The Big 10’s conference leaders staked the moral high ground this summer by saying the conference wouldn’t play football (or any other sport) this fall because of coronavirus fears.
Then the lust for money and the championship dreams of one of its football teams made those supposedly ethical leaders change their minds. (Oh, I’m sorry, they changed their minds because fancy testing allowed them to quickly determine whether a player or players had contracted the virus. Of course it did.)
We’re about to watch those same leaders complete the selling of their souls.
In a day or two one of two scenarios will play out.
In one, the moral high ground be fully abandoned once those leaders erase the 6-game minimum rule they established at the beginning of the season that any team had to play in order to be eligible for the conference’s championship game. There’s no way they will prevent that one team — currently 5-0 and with a chance to grab a spot in the national championship playoffs — from missing that game.
It’s possible playing only five games will doom that team from making the national tournament. Nope, can’t have that.
The other option is to conveniently make sure another conference team can’t play this weekend so that the 5-0 team has an opponent and a path to that sixth game.
So, forget policies, forget standards.

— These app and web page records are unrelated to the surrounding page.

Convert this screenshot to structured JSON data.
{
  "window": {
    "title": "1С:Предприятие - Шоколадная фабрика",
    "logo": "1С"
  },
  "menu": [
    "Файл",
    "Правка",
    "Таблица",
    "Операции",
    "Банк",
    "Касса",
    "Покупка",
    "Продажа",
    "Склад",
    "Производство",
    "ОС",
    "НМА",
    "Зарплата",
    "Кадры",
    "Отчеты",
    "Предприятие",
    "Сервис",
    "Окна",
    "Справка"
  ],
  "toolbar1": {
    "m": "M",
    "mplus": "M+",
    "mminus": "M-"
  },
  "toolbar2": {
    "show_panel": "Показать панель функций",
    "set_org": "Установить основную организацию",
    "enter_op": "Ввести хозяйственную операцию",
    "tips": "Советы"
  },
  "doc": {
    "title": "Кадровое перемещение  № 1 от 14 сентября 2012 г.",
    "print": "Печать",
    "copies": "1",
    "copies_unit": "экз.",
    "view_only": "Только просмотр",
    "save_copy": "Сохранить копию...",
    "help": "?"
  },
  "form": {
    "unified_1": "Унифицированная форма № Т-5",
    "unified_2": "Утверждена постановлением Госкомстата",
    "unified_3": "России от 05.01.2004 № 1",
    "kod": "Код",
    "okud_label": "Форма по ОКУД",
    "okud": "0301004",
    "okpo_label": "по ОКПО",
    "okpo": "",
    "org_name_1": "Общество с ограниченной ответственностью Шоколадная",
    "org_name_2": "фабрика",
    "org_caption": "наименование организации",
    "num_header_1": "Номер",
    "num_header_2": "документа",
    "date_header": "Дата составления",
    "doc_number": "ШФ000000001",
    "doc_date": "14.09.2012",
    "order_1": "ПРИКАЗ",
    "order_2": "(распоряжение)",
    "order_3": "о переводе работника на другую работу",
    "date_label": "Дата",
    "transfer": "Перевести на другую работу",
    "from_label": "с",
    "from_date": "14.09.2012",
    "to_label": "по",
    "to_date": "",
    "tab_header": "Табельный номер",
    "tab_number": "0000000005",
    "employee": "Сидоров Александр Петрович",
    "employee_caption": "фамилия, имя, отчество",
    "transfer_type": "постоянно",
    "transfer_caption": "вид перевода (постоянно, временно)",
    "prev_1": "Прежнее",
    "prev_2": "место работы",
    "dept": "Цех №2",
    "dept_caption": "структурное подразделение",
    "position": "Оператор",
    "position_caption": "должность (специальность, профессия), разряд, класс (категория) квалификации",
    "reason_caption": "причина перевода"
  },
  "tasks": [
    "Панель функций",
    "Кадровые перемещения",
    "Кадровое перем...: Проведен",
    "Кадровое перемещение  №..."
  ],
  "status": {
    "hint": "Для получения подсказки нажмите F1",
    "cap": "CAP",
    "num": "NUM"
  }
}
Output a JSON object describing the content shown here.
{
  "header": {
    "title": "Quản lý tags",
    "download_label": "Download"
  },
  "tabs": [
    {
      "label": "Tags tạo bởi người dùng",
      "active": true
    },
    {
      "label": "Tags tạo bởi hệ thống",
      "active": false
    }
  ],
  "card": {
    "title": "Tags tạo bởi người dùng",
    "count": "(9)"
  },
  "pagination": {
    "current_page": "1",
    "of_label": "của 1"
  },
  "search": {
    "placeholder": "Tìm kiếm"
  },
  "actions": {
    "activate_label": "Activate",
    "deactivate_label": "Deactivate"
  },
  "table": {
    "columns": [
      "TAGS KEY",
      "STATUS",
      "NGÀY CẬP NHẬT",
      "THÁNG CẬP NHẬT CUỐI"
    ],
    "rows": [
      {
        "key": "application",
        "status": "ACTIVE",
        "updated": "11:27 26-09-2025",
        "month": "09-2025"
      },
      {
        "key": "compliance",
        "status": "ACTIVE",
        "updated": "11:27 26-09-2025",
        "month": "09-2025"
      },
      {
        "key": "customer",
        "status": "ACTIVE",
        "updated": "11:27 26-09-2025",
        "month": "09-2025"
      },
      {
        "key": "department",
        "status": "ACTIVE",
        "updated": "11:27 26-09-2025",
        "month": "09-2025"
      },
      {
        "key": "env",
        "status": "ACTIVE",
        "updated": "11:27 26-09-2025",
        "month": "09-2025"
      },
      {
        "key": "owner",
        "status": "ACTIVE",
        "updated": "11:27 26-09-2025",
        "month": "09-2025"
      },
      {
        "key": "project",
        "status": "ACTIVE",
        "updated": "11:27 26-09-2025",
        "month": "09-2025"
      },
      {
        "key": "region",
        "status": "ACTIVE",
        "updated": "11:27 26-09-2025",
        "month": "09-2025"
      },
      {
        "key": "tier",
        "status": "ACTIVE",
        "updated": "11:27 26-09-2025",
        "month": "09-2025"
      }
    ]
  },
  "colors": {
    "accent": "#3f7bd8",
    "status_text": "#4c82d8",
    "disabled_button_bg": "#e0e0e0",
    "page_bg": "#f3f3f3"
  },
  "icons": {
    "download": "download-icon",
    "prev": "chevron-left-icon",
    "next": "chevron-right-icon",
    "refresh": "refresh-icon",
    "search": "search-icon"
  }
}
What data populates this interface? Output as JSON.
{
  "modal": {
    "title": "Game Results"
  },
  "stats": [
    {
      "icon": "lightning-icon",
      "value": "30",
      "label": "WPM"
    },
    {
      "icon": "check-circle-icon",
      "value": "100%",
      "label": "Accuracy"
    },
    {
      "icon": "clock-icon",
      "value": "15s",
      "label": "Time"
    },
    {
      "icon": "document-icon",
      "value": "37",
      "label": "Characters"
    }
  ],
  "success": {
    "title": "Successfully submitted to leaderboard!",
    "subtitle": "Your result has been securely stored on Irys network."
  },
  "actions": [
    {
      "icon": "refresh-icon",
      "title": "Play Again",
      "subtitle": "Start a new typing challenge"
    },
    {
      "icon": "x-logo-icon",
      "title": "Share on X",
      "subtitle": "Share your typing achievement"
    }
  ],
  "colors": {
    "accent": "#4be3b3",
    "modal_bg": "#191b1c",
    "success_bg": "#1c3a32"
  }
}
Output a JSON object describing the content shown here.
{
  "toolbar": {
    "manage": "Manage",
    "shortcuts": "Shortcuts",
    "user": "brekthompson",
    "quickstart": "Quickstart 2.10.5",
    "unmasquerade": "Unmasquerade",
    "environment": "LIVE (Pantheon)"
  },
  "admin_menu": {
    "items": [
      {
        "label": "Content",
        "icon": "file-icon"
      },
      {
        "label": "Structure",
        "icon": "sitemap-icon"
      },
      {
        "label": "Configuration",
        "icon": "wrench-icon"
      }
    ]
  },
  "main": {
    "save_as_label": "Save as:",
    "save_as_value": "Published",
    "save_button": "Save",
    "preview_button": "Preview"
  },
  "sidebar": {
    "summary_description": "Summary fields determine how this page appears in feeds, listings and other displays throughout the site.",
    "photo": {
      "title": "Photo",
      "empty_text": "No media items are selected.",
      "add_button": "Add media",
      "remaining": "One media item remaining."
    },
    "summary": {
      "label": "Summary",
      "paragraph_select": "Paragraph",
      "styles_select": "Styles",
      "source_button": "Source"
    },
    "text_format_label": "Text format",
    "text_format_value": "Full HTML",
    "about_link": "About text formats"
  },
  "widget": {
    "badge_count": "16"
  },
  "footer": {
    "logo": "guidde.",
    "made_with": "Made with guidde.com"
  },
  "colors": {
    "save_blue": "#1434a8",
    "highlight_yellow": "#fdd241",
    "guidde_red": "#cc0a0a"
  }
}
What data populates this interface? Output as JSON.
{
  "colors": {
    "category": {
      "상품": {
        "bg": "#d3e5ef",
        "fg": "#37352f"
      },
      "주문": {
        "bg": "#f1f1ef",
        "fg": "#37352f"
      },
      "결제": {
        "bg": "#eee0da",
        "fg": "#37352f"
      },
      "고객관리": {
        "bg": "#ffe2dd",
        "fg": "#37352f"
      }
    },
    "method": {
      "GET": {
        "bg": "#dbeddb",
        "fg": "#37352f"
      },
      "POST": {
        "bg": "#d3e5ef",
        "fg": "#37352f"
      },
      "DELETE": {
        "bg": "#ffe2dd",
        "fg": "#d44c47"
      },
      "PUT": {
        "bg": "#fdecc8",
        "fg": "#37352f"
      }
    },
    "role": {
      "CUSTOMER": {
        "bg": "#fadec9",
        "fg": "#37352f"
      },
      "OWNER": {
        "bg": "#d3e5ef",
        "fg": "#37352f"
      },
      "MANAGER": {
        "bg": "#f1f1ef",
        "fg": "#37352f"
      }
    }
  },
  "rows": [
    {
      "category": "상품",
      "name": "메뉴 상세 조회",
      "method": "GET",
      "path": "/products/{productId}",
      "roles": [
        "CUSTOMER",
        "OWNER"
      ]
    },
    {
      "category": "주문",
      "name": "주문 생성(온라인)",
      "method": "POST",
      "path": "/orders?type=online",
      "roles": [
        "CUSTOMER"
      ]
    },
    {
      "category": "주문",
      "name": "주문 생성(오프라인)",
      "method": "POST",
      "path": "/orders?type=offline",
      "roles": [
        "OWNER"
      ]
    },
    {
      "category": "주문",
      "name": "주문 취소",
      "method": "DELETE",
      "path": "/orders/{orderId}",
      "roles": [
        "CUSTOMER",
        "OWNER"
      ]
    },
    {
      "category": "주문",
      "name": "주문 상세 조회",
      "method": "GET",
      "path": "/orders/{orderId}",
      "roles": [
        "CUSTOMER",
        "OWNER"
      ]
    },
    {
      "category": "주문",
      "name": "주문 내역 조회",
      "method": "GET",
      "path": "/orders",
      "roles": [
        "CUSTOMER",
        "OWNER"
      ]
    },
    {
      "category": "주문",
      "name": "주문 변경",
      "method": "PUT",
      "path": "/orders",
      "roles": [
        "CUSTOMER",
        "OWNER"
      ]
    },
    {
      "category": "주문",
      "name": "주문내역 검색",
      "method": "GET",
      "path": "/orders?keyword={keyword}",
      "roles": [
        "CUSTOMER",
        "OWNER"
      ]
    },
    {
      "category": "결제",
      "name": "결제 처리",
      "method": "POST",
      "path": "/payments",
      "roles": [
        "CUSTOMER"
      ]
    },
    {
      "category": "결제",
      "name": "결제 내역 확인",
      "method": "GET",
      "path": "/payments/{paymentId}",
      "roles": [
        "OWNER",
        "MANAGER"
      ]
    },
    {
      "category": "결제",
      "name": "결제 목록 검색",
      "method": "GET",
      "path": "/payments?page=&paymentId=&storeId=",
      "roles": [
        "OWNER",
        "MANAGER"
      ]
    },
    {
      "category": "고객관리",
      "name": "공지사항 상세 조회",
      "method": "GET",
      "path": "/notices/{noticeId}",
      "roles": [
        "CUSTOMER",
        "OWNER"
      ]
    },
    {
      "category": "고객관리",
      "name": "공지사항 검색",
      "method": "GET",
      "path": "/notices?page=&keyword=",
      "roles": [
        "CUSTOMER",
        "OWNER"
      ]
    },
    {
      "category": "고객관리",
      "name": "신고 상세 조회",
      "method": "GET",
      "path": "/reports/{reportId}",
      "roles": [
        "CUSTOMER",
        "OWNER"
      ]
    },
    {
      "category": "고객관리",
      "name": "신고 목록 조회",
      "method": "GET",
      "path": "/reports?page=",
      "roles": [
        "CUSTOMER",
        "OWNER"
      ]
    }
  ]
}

When winning is at stake, rules and ethics are mere speed bumps that can be easily altered. This is quite the life lesson.
And all the while, all of those players continue to receive (checks notes) no money for their labor. Please spare me the free tuition and free room and board argument.
The Big 10. Ethical empty.